Today in my Mass Communication class, we watched a documentary titled Consuming Kids. The main focus of the movie was to inform viewers about the wholesale commercialization of childhood and raise urgent questions about the ethics of children’s marketing and its impact on their development.
As I watched the film, I could not help but shake my head in dismay. It was such a terrifying reality. Even though I witness such behaviors on the regular basis, I never thought of the effects it actually has. Personally, I place the blame on both media and parents.
Since deregualation, marketers have become quite strategic with their marketing techniques. They understand that the children are the consumers of tomorrow. They also understand that children have a lot of say in what parents purchase, such as cars, personal computers, food, toys, and even vacation destinations.
A mother of six would never purchase a two-door coupe. Nor would she fill her kitchen cabinets with brown boxes of Cheerios.
Ever since deregulation, companies are finding clever ways to consider the inputs of children opinion that sway major financial decisions. The result of this strategy is the evolution of “junior consumers”.
When paired with such strategies, parents ultimately face the pressure of their own children and the society surrounding them.
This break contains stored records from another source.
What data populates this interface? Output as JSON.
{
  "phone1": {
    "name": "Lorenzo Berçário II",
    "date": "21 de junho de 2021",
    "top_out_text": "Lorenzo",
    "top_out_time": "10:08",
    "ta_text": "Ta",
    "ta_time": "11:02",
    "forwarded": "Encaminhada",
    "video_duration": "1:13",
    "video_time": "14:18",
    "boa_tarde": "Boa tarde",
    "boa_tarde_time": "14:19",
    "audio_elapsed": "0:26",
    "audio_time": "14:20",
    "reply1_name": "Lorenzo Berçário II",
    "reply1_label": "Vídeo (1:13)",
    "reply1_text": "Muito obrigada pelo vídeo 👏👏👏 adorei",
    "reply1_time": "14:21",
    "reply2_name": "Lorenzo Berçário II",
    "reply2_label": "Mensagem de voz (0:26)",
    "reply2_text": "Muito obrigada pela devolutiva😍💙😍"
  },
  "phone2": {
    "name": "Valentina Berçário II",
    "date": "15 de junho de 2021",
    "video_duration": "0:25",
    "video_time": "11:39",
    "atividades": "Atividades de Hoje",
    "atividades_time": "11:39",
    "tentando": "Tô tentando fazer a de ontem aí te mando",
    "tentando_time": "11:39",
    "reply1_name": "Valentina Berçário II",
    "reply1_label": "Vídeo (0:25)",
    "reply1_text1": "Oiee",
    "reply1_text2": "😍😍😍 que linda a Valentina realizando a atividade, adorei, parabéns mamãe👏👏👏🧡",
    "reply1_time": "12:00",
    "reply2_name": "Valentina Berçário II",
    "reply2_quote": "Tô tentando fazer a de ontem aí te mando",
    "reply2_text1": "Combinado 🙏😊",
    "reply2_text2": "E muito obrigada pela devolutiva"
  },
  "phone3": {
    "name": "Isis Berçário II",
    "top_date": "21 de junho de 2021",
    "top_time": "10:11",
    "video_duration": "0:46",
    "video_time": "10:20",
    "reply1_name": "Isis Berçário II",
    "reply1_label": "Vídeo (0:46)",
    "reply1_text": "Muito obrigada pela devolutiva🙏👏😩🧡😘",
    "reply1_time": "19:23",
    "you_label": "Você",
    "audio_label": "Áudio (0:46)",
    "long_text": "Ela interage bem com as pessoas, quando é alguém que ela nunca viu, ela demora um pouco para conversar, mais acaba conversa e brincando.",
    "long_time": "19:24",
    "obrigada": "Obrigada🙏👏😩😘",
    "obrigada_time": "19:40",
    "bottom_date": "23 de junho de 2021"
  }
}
Children are no longer interested in playing outside or using their imagination. As a result, it comes as no surprise that both obesisty and A.D.H.D rates are steadily increasing.
As a child growing up, I remember my mom would lock me out of the house until dinner time. Once dinner time rolled around, it was up to her to shout my name out the window and wait for me to come running home from the local playground.
Not anymore! Less children are playing outside because of the many things marketed to keep them inside.
I like to associate much of this to mean world syndrome. Prior to deregulation, the general public was not openly exposed to violence, sex and other explicit content. You simply had your imagination. Children were more happy and active!
The publishing of violent content, including video games, movies, tv shows and music, eventually took its toll on consumers. Mean world syndrome is a phenomenon where the violence-related content of mass media convinces viewers that the world is more dangerous than it actually is, and prompts a desire for more protection than what is warranted by any actual threat.
Furthermore, as family structure continues to diminish, both children and parents are finding more innovative ways of keeping children safely occupied, even if it means jeopardizing their health.
The process of rewiring children will be a hard one. Not only will it require help from the government, but it will require a stronger generation of parents and children who are not easily pressured by media and trends.
“Consuming Kids” was a wonderful eye-opener and reality shocker. I would highly recommend this clip to anyone, both in and outside of the field of media.